Plenty of people, including members of Parliament and media rivals, have trashed NOTW for its legal and ethical violations. But in throwing the tabloid (I won’t call it a newspaper) under the bus, I think we’ve missed a real opportunity to evaluate NOTW’s actions and have a debate about how this actually affects the public’s trust in journalists.

Before it was closed, NOTW beat out the Guardian, Telepgraph and Independent in readership — a “red top” gossip sheet had a bigger audience share than Britain’s big three national (and respectable) newspapers. In this sense, NOTW’s tragedy (in terms of what it wrought, not its ultimate demise) is also a readership tragedy. What they peddled, sold well. Does the public have at least some ownership in this debacle, given its appetite for salaciousness?

Given the rabid nature of British tabloids, I perceive that it’s difficult here for journalists to command and maintain trust and respect. Many newspapers, if not most, have outright political leanings, which, to their credit, they make no attempt to hide. Even the BBC isn’t without controversy, whether it’s down to salaries or coverage. I imagine that it’d be frustrating for a legitimate journalist in Britain now, constantly being suspected of hacking, political hit jobs, bias, graft and who knows what else. The many may be tarred by the actions of a few. News International also represents, to many, a corporate infestation in the media.

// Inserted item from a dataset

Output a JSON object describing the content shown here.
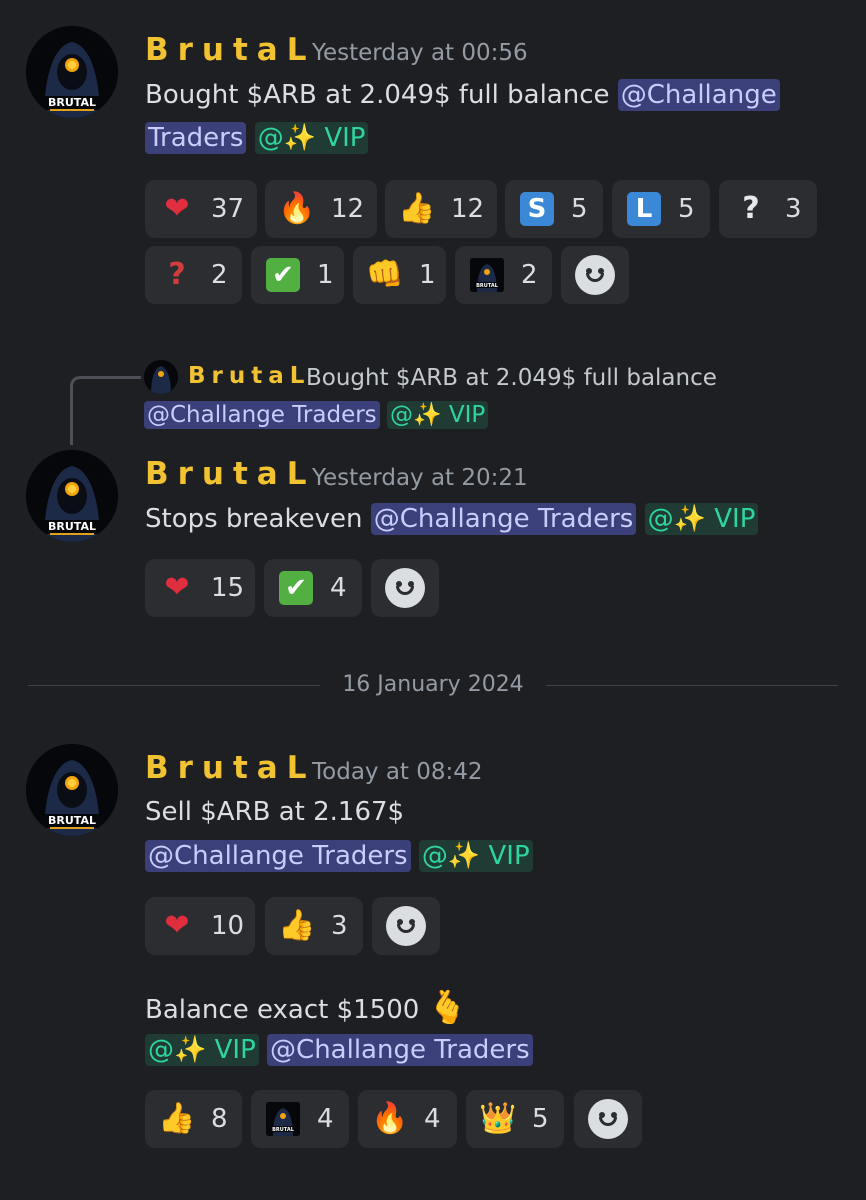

Of course all media is corporate in some sense, but  as Murdoch (who is not a British citizen) attempts to buy more and more information properties, the public and the government have legitimate concerns about his outsized influence in politics and culture.

The NOTW’s greatest crime, in the end, may be its devastating blow to the nation’s journalism profession and its integrity.